My rating: 4 of 5 stars
This was a fun read, but every time I intended to sit down and flip through the pictures and start reading, I would find that it was in somebody else’s hands. There are quite a generous collection of pictures of Edith Head’s costumes, which was half the fun of the book
It’s less a biography of her life than of her career. Edith Head started writing it, but passed away before she could finish. Paddy Calistro essentially finished the book, using Head’s notes as a kind of thread and template. She clarifies Head’s statements, sets the record straight when Head makes certain untrue claims, gives slightly more biographical background than Head provided, and a little more about the movies, actors, directors and other costume designers.
There seems to be some disagreement about whether or not Edith Head really was a great designer. She was not great at sketching, took credit for designs by her employees and was an indefatigable self-promoter – which is why she is the most well-known of all Hollywood costume designers.

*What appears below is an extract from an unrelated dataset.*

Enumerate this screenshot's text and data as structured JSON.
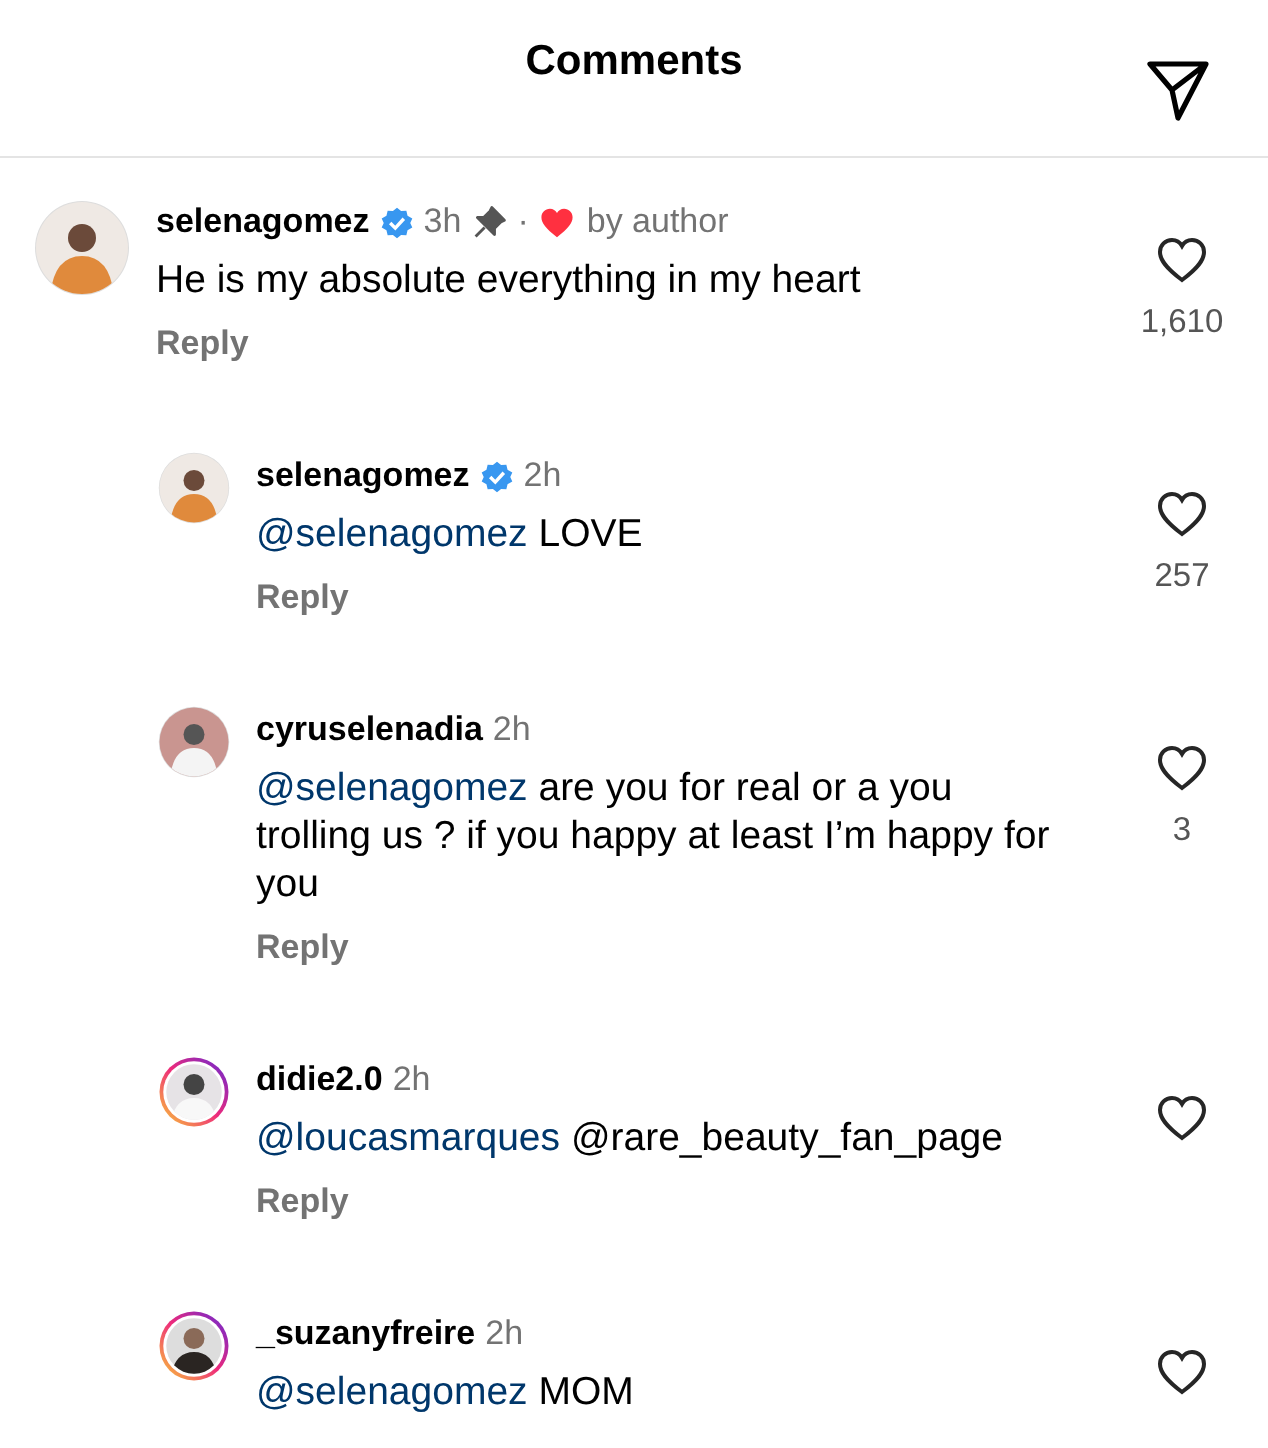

Calistro points out, however, that if she was not a great designer, she had a knack for making the stars look good, making them comfortable in what they wore, and matching the costumes to the characters. Many were so happy with her work that they would have her design their costumes even when they were not making a picture at Paramount Studios (where Head worked). Several even wanted her to design their personal wardrobes.
Edith Head seems to have known she wasn’t a great designer like Adrian (who worked at MGM), but felt that certain designers got carried away; that it would sometimes be more about the dress than how the actor looked.
In the book, she talks about the actors and their figures and their personal preferences (Ingrid Bergman did not like lots of jewelry or extra adornments; Grace Kelly loved gloves), as well as the directors she worked with (she had a wonderful working relationship with Alfred Hitchcock and did many of his films) and what she was thinking when she designed certain clothes.
The 1950s was her real heyday. She was part of some wonderful films afterwards, but she bemoaned the end of the studio era, because she said it made her job far less interesting. With the increased emphasis on realism, stars wanted to get clothes at a store instead of have them designed for them. Glamor, she felt, had gone out the window.
It’s by no means a comprehensive book; but it’s fun to read – especially now that I’ve seen many of the movies she refers to – and gives the reader a small look into the making of films in Classic Hollywood.
For more images of Edith Head’s costumes, check out my pinterest collection of her costumes.